● **Problem statement**:
Report every line of the material that contains the string "Recherchez".

● **Input data**:
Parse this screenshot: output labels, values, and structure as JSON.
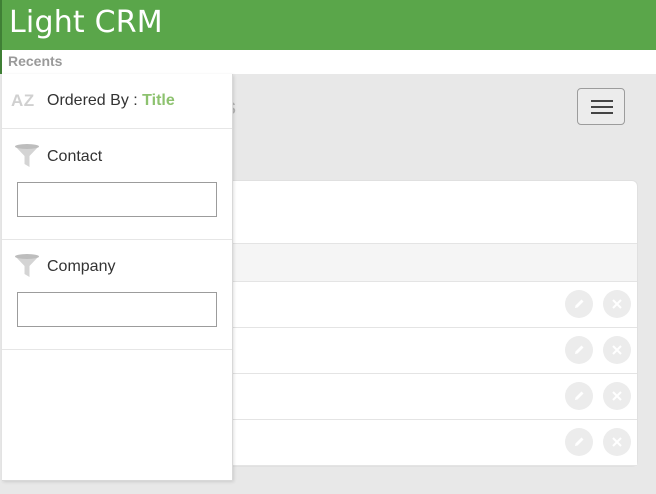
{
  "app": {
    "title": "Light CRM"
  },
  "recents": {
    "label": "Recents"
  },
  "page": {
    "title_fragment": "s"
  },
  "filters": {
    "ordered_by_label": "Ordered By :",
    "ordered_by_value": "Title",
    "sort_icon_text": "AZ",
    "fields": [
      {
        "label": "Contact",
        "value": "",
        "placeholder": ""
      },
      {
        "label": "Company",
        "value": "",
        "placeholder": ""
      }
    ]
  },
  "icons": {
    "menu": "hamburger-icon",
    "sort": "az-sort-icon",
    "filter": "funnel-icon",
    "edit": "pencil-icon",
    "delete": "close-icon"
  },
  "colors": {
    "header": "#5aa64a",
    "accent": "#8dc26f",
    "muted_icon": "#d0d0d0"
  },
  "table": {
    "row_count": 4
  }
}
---
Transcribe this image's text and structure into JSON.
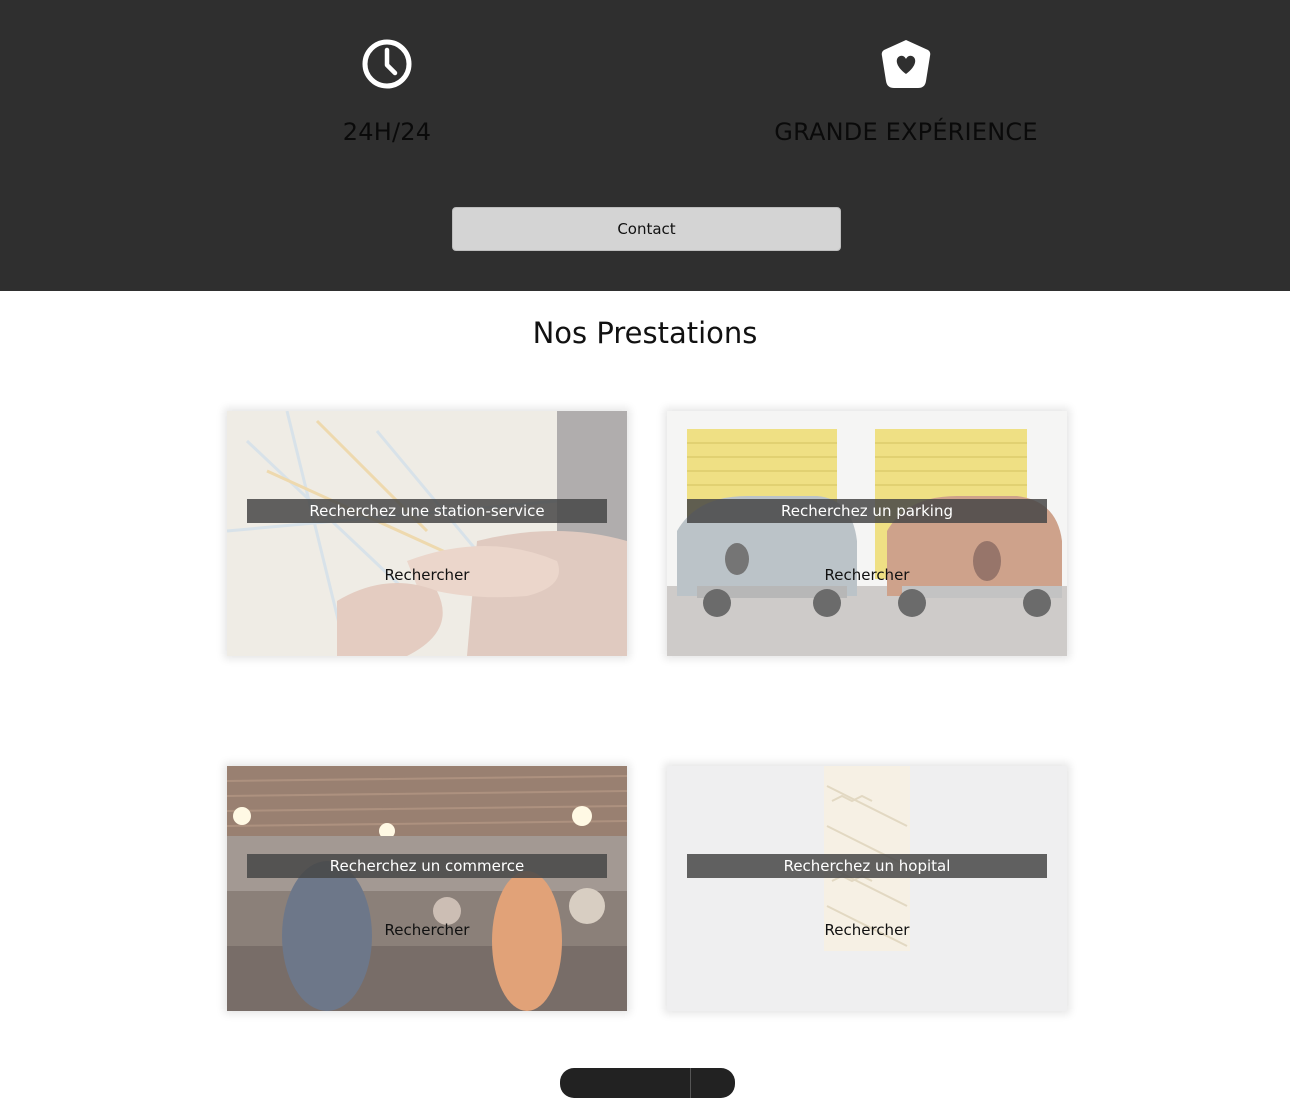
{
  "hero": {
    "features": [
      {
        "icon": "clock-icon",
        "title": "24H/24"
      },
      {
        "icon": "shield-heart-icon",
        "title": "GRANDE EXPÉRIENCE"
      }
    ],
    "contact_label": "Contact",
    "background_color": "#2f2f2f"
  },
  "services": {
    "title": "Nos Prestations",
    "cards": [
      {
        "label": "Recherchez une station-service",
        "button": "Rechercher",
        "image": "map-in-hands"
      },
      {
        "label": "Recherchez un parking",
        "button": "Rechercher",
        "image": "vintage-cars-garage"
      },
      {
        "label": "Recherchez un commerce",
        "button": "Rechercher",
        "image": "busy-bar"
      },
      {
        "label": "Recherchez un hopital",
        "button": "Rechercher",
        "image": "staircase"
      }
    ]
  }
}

● **Task answer**:
        "label": "Recherchez une station-service",
        "label": "Recherchez un parking",
        "label": "Recherchez un commerce",
        "label": "Recherchez un hopital",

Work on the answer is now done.